The Harry Stack Sullivan interpersonal theory suggests that a person’s personality is the foundation of their energy system. Sullivan describes this energy as either providing a positive or a negative outcome.
It can either create tension (negative) or create transformations (positive). Tension is created by energy that is formed through anxiety. The social theories of Harry Stack Sullivan; the significance of his concepts of socialization and acculturation, digested from his various papers and integrated as a selection for social scientists by Dorothy R Blitsten (Book).
Harry Stack Sullivan () has been described as 'the most original figure in American psychiatry'. Challenging Freud's psychosexual theory, Sullivan founded the interpersonal theory of psychiatry, which emphasized the role of interpersonal relations, society and culture as the primary determinants of personality development and psychopathology.4/5.
theories of Sullivan’s notions of personality. “Psychiatry,” Sullivan wrote, “is the study of processes that involve or go on between people.
The field of psychiatry is the field of interpersonal relations, under any and all circumstances in which these relations exist” . This is the thesis set forth by Sullivan in this by: 2. Its effects on social theory were staggering.
Since salvation is bestowed by the operation of grace in the heart and by that alone, the whole fabric of organized religion, which had mediated between the individual soul and its Maker--divinely commissioned hierarchy, systematized activities, corporate institutions--drops away, as the blasphemous.

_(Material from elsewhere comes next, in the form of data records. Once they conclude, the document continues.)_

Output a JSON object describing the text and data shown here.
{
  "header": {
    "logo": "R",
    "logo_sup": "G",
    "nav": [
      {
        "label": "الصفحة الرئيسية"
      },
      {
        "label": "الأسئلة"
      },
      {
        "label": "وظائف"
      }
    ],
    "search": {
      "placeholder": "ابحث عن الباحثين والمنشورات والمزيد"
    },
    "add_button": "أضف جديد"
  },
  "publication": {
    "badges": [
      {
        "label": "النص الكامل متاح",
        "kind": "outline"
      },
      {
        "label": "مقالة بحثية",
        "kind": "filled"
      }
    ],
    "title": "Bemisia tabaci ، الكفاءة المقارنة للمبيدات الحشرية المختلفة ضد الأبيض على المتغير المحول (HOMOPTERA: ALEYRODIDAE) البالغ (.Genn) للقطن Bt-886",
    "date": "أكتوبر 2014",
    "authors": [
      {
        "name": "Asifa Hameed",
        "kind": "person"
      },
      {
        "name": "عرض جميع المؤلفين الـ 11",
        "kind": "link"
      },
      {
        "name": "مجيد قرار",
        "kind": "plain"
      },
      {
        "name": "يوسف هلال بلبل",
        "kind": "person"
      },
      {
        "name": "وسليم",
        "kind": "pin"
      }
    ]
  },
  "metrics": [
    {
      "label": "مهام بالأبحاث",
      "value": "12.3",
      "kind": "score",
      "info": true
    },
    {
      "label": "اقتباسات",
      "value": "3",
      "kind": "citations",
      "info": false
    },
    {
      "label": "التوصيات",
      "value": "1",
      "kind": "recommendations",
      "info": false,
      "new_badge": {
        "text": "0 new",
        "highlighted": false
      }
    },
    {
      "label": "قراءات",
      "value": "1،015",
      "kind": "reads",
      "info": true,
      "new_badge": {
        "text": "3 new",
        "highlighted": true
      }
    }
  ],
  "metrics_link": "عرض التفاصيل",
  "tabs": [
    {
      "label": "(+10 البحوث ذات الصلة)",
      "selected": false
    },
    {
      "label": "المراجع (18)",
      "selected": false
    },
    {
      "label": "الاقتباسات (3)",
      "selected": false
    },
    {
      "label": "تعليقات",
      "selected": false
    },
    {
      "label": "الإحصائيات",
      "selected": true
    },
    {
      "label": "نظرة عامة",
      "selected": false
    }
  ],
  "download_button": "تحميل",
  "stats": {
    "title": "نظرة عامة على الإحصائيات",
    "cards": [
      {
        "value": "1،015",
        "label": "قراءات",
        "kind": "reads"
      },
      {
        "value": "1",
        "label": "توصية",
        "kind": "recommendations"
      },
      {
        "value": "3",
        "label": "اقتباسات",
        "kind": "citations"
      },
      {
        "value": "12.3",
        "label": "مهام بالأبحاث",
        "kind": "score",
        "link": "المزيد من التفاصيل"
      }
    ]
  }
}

SULLIVAN’S INTERPERSONAL THEORY:Cognitive Process, Tension Personality Psychology Social Sciences Psychology. H. S. Sullivan and “Interpersonal Learning” Article (PDF Available) in Smith College Studies in Social Work 85(4) October with 1, Reads How we measure 'reads'Author: Joel Kanter.Sullivan's approach to understanding personality is sometimes referred to as the interpersonal theory of psychiatry.
Imagine a boy, whose needs for love and tenderness are not being met by his mother, and who is a Catholic growing up in a prejudiced Protestant farming community, and who has the pressures of a boy with homosexual feelings.Abstract.
The purpose of this book is to expound the more fundamental ideas of Harry Stack Sullivan’s psychology in order to provide the reader with a broad grasp of the “theory” of interpersonal psychiatry and to supplement it with certain recent : Patrick Mullahy, Menachem Melinek, Menachem Melinek.